> **What you need to do**
Where does the string "사용하세요" appear in the records? Copy each line that holds it.

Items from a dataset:
=== Begin Enclosure ===
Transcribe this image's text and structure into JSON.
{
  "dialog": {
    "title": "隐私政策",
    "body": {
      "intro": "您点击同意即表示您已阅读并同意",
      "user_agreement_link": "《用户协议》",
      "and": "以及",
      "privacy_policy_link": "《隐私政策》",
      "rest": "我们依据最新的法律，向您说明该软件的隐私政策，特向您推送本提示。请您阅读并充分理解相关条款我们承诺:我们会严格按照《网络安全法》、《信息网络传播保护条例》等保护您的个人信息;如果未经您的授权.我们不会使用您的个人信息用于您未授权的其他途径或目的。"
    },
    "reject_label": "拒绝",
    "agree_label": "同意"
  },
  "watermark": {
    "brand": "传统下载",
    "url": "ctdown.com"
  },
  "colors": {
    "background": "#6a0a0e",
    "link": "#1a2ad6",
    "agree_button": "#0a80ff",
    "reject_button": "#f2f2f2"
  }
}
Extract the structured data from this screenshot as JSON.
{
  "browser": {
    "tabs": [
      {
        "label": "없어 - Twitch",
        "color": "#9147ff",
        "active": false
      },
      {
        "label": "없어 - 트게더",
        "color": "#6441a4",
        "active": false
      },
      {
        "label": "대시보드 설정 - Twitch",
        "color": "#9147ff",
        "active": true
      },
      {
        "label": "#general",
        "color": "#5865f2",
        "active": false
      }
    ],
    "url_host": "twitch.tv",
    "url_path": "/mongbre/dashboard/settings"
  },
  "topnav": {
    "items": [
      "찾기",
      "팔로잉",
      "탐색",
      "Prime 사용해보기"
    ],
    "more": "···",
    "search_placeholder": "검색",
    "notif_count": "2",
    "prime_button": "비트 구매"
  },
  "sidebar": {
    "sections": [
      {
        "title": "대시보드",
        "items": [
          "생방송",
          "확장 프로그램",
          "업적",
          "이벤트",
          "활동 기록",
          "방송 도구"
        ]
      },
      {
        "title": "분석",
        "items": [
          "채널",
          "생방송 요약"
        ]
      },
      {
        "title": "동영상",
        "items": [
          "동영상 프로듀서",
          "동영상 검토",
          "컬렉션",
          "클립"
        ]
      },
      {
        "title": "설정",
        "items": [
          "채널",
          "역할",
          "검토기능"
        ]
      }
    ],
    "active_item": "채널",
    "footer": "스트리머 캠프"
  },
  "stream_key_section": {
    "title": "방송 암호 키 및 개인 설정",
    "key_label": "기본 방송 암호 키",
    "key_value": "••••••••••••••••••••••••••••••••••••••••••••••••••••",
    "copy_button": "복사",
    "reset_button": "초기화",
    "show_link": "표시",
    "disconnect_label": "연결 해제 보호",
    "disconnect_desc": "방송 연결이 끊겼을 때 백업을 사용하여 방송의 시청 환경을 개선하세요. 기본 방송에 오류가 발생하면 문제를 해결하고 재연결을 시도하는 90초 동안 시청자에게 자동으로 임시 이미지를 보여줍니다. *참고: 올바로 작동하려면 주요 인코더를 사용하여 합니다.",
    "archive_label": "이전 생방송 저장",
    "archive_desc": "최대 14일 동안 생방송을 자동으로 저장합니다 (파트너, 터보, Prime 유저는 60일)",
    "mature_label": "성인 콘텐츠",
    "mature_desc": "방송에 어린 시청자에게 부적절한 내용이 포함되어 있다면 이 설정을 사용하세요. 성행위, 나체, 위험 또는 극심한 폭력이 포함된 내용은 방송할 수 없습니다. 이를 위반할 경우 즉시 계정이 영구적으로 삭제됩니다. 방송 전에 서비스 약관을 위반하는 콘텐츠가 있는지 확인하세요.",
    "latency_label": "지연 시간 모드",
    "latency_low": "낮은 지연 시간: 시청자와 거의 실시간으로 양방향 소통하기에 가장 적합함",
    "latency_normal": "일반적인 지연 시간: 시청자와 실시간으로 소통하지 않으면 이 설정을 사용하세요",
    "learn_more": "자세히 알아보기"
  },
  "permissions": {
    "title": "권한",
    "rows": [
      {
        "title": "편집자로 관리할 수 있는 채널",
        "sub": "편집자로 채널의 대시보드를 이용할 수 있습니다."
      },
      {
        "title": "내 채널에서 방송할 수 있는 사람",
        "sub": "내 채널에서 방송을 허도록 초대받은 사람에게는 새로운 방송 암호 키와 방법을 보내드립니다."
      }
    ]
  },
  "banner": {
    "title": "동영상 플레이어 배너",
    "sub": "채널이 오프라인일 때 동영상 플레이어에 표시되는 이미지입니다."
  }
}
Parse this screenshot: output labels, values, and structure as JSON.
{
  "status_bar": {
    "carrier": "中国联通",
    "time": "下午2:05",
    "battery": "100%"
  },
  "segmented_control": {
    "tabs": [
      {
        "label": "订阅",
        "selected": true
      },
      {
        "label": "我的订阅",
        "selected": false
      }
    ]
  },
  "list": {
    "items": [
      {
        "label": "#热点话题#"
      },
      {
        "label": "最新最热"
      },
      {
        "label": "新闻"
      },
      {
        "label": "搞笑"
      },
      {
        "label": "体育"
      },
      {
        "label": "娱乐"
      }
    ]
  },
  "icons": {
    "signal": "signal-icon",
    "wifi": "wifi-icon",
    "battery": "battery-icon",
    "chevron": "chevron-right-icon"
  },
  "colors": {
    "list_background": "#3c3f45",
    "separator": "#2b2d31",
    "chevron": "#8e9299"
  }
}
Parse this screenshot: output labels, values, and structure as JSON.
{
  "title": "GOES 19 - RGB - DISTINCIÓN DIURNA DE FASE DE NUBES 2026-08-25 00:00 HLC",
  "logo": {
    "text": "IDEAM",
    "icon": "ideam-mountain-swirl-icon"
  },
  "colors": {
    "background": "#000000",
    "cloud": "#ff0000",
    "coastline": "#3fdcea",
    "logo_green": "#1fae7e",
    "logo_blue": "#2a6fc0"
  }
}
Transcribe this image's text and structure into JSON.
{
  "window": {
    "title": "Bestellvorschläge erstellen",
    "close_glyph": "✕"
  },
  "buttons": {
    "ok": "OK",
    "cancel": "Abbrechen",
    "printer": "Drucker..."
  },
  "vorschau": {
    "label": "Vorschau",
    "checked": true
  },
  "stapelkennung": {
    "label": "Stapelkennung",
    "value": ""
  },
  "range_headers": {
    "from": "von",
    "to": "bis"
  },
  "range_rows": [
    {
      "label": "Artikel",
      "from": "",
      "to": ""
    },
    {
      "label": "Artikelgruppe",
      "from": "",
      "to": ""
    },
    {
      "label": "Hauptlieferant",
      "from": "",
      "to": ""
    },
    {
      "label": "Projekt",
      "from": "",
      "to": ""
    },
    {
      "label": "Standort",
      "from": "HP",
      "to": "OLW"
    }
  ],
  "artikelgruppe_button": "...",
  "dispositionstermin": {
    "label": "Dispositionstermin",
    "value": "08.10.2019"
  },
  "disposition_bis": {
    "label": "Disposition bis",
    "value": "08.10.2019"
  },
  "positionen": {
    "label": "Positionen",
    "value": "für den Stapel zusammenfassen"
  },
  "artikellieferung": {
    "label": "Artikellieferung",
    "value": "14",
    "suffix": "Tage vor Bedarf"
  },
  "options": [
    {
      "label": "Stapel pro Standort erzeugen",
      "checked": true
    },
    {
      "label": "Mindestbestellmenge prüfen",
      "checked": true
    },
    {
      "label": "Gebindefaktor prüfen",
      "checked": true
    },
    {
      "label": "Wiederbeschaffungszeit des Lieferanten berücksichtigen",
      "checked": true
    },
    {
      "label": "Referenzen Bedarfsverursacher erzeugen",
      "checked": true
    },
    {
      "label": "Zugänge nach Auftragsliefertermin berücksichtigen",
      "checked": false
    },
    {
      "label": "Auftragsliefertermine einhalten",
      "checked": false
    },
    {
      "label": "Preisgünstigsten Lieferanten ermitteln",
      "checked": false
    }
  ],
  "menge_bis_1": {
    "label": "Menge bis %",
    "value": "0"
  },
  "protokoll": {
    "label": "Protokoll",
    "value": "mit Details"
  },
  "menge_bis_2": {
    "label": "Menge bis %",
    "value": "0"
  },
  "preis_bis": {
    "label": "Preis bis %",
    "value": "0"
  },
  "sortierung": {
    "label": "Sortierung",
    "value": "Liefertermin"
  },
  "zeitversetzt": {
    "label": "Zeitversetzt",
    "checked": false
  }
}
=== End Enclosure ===
> **Response to this task**
    "mature_desc": "방송에 어린 시청자에게 부적절한 내용이 포함되어 있다면 이 설정을 사용하세요. 성행위, 나체, 위험 또는 극심한 폭력이 포함된 내용은 방송할 수 없습니다. 이를 위반할 경우 즉시 계정이 영구적으로 삭제됩니다. 방송 전에 서비스 약관을 위반하는 콘텐츠가 있는지 확인하세요.",
    "latency_normal": "일반적인 지연 시간: 시청자와 실시간으로 소통하지 않으면 이 설정을 사용하세요",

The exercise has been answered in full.